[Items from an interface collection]
%%

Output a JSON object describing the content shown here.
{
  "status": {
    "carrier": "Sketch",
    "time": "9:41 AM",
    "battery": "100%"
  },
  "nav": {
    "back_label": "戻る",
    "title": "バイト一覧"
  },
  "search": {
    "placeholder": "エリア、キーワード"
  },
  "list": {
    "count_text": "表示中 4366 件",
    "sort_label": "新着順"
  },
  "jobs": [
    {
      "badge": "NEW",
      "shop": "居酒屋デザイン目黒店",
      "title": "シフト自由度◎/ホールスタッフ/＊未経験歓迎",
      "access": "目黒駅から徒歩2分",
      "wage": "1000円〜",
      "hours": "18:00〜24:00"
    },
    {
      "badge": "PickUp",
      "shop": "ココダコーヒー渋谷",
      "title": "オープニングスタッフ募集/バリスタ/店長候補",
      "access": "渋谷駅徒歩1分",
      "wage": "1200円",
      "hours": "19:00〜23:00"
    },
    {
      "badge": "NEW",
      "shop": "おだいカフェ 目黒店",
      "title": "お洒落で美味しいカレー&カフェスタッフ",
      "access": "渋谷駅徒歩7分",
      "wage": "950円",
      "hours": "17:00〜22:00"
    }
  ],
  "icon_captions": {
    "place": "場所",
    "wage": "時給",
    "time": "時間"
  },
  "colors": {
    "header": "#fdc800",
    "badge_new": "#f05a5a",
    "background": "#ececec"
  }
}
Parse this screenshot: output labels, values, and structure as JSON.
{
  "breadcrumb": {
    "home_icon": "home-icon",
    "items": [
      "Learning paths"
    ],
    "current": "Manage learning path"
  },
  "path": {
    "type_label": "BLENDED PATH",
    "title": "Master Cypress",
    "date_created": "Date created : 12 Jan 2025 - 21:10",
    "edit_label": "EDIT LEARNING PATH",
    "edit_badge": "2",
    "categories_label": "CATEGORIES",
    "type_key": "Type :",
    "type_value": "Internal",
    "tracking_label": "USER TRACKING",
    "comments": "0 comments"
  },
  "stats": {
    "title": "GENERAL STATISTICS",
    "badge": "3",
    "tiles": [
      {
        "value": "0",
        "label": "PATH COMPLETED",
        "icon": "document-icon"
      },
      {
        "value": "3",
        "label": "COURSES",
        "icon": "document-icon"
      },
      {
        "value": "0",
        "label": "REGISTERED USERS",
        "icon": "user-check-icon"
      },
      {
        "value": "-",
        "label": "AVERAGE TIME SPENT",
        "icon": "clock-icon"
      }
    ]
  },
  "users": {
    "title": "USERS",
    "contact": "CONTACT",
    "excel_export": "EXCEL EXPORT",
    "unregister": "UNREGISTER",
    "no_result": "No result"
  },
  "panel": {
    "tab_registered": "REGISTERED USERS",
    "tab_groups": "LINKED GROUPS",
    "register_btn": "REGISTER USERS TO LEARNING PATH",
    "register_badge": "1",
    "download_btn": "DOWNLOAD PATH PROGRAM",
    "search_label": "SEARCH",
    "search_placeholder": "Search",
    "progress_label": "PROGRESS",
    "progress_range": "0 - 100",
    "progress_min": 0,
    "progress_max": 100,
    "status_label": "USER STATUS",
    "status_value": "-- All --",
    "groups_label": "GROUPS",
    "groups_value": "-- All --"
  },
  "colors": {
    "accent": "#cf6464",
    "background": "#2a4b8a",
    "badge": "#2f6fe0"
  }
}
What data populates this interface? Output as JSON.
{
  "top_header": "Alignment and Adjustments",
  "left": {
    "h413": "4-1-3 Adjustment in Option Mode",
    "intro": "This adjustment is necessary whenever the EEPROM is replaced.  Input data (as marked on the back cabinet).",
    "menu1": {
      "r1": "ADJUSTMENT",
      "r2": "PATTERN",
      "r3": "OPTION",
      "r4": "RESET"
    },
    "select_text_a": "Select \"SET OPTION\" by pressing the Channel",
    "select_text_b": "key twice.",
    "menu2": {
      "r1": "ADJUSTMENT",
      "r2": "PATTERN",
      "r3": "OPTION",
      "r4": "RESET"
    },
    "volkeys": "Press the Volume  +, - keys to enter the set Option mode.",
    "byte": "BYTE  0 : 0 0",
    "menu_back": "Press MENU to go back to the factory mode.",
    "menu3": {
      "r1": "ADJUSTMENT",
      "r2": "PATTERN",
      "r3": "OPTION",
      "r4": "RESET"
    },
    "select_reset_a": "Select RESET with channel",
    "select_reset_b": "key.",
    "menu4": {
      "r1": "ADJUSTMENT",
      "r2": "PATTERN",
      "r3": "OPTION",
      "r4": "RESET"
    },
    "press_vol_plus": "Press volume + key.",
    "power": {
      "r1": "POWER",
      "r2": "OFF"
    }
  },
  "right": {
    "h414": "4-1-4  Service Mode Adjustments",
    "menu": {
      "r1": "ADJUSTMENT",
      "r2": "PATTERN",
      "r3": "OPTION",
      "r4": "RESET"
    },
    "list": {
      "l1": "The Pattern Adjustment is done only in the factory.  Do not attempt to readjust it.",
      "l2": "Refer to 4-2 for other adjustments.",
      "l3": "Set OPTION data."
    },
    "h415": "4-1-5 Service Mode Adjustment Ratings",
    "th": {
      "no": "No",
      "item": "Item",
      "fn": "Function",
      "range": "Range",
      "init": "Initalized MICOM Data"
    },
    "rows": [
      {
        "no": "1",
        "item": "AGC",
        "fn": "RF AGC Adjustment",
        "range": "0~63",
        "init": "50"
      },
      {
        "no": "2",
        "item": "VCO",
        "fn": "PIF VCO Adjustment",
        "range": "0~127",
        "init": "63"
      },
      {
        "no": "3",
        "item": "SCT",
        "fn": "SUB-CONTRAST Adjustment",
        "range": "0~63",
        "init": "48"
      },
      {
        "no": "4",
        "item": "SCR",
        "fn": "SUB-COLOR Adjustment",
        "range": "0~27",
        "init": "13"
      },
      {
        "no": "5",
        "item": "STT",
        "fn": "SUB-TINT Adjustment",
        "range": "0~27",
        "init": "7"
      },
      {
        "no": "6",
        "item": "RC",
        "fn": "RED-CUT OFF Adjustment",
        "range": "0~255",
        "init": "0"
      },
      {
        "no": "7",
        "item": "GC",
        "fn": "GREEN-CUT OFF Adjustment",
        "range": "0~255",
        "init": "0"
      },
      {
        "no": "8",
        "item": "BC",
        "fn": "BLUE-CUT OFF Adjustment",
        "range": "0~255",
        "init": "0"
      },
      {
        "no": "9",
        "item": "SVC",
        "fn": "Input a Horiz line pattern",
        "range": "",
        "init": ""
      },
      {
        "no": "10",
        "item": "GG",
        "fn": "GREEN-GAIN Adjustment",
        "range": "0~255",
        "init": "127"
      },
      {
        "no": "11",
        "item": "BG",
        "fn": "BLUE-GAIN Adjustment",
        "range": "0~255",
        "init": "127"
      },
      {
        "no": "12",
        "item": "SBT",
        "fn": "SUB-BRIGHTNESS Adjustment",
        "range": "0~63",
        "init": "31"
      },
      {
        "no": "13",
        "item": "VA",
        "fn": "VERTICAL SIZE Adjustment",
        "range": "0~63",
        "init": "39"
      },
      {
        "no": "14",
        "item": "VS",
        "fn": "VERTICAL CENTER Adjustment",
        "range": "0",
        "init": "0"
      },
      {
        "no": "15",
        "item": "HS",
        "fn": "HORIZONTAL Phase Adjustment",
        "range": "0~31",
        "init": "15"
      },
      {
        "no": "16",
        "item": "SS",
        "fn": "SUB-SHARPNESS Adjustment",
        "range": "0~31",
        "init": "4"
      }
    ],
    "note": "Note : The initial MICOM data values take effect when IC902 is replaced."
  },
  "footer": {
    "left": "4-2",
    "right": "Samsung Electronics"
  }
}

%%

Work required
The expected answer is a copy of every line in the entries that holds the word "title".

Answer space
    "title": "バイト一覧"
      "title": "シフト自由度◎/ホールスタッフ/＊未経験歓迎",
      "title": "オープニングスタッフ募集/バリスタ/店長候補",
      "title": "お洒落で美味しいカレー&カフェスタッフ",
    "title": "Master Cypress",
    "title": "GENERAL STATISTICS",
    "title": "USERS",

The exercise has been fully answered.